## Work order
Write the entries below out again in full. Match every character.

Top of Records for the task

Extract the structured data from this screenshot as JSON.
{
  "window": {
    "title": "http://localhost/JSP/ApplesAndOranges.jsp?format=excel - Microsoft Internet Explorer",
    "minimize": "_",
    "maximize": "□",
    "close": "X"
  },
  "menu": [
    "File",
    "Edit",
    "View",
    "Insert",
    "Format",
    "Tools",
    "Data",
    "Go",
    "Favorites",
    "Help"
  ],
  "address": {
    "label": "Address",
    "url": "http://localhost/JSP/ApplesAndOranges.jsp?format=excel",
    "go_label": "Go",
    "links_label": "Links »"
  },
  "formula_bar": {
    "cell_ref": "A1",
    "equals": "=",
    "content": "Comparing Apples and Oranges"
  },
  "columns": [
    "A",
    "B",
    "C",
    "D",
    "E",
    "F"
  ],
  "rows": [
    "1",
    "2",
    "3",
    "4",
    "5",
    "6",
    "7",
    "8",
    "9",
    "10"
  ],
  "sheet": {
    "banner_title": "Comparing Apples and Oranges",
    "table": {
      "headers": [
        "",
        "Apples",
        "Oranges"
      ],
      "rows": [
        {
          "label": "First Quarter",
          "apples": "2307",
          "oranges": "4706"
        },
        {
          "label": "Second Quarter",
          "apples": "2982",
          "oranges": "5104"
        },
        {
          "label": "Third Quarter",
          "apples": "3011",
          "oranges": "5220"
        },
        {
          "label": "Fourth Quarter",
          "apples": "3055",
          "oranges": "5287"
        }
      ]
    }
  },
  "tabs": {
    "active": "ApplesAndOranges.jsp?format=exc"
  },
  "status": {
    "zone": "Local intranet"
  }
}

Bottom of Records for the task

## Response
Extract the structured data from this screenshot as JSON.
{
  "window": {
    "title": "http://localhost/JSP/ApplesAndOranges.jsp?format=excel - Microsoft Internet Explorer",
    "minimize": "_",
    "maximize": "□",
    "close": "X"
  },
  "menu": [
    "File",
    "Edit",
    "View",
    "Insert",
    "Format",
    "Tools",
    "Data",
    "Go",
    "Favorites",
    "Help"
  ],
  "address": {
    "label": "Address",
    "url": "http://localhost/JSP/ApplesAndOranges.jsp?format=excel",
    "go_label": "Go",
    "links_label": "Links »"
  },
  "formula_bar": {
    "cell_ref": "A1",
    "equals": "=",
    "content": "Comparing Apples and Oranges"
  },
  "columns": [
    "A",
    "B",
    "C",
    "D",
    "E",
    "F"
  ],
  "rows": [
    "1",
    "2",
    "3",
    "4",
    "5",
    "6",
    "7",
    "8",
    "9",
    "10"
  ],
  "sheet": {
    "banner_title": "Comparing Apples and Oranges",
    "table": {
      "headers": [
        "",
        "Apples",
        "Oranges"
      ],
      "rows": [
        {
          "label": "First Quarter",
          "apples": "2307",
          "oranges": "4706"
        },
        {
          "label": "Second Quarter",
          "apples": "2982",
          "oranges": "5104"
        },
        {
          "label": "Third Quarter",
          "apples": "3011",
          "oranges": "5220"
        },
        {
          "label": "Fourth Quarter",
          "apples": "3055",
          "oranges": "5287"
        }
      ]
    }
  },
  "tabs": {
    "active": "ApplesAndOranges.jsp?format=exc"
  },
  "status": {
    "zone": "Local intranet"
  }
}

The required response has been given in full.